I don’t have any strong opinions about materialism in a general sense. It is a thing that happens when we have easy access to things we want. There are a lot of people who go overboard. I completely understand having the one thing you just have to get. It could be a specific brand, a favorite animal, or a specific type of item. We all have something that is hard to resist, but buying things just to say you have them has always struck me as wasteful. There are better ways to spend money, than to buy the newest pair of shoes or most up to date phone.

You could be the proud owner of a new…

There are advertisements around us everyday. We have commercials taking time out of our favorite shows, “a word from our sponsors” interrupting our music, and billboards distracting us while we travel.
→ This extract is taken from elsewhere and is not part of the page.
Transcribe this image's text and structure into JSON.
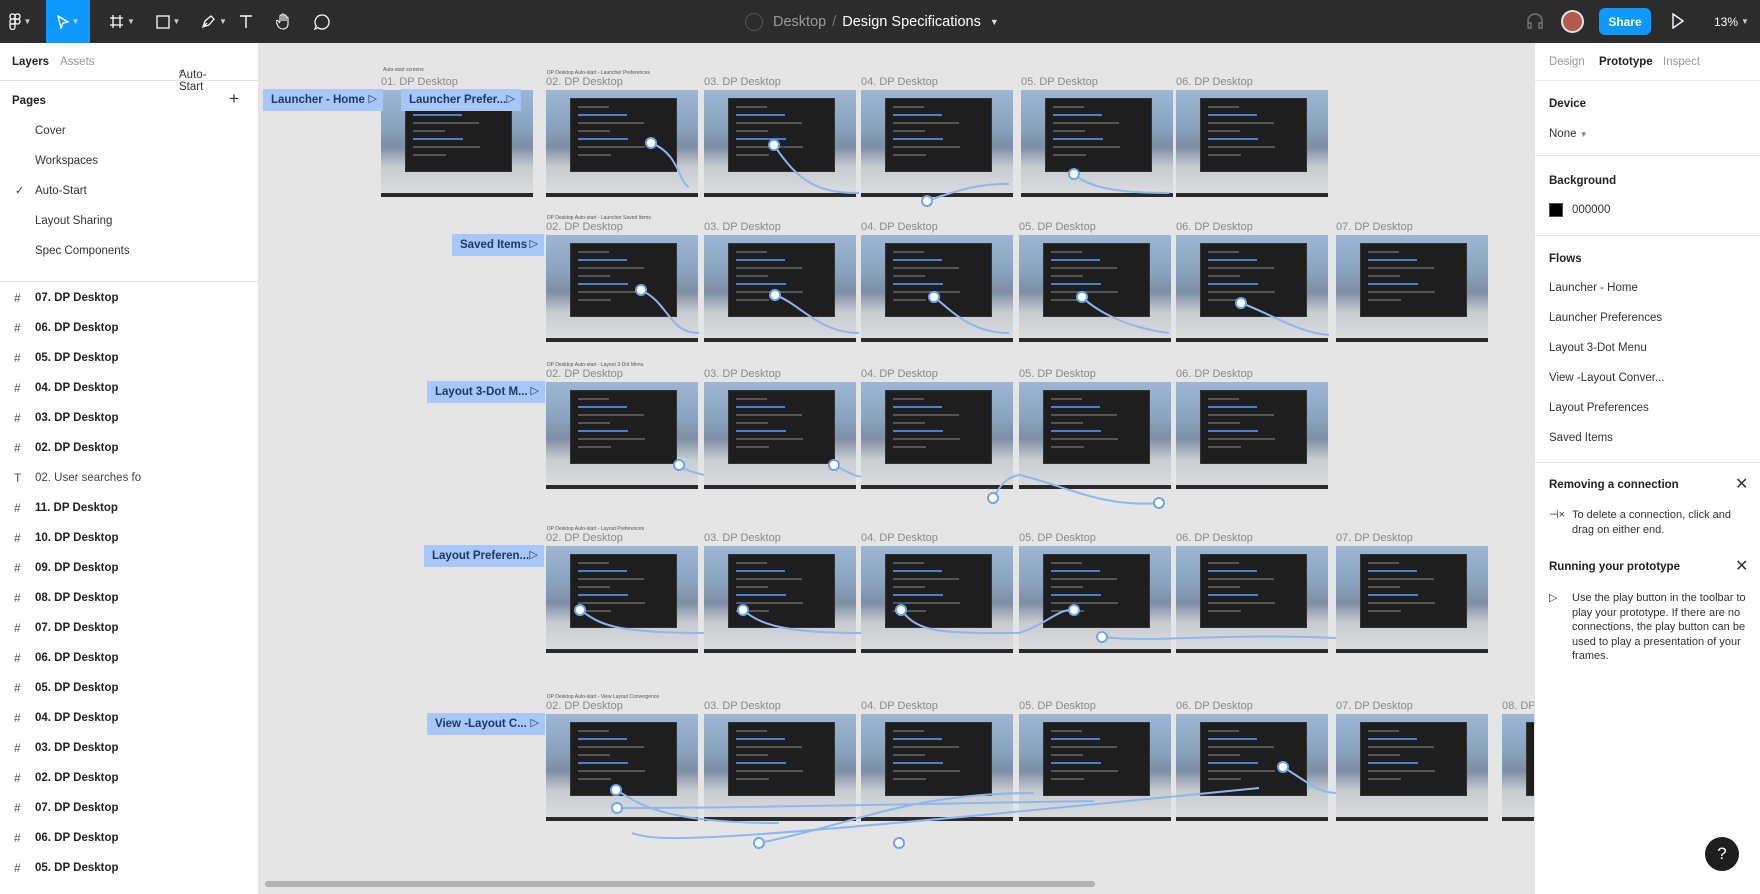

With so much going on, it is nearly impossible to avoid all ads, and even if we think we can’t be swayed by this bombardment, our subconscious will store all those ads away for the next time we are deciding where to eat or looking for a lawyer.

Knowing I am subjected to so many less than subtle suggestions, I try to consider why I am buying something before I actually spend any money. If I see an ad and immediately want to go get whatever it is pushing, I try to avoid buying it for at least a week. If I still really want that item after some separation, I will consider it more seriously. Don’t get me wrong, this doesn’t always work, but it usually keeps me from buying things that I really don’t actually need.

There are other times I actually use ads to my advantage. I am usually incredibly indecisive when I am deciding where to eat. My husband is the same way. This gets really frustrating when we are trying to pick somewhere to eat, while we are going out. We can know all the places to eat that will be on the way, and pass each one by as we try to decide what we want. Usually if we see a billboard or a commercial comes on the radio, we will go with whichever place it was advertising. If not, it will at least narrow down our choices by one option.

Do I like my purchases after the fact? Not always, no. Just because an ad said, “I’m lovin’ it,” doesn’t mean I really wanted a burger. I usually avoid regretting what I have bought, because I have thought about it for a while beforehand. Even then, there are times when I look at a thing I bought six months ago, thinking I would use it all the time, and wonder why I haven’t taken it out of the box yet. I think most people regret a purchase at least once in their lives, but we generally learn from our mistakes. Every time I buy something that sits in a box for ages, I reinforce my habit of considering potential purchases with more scrutiny.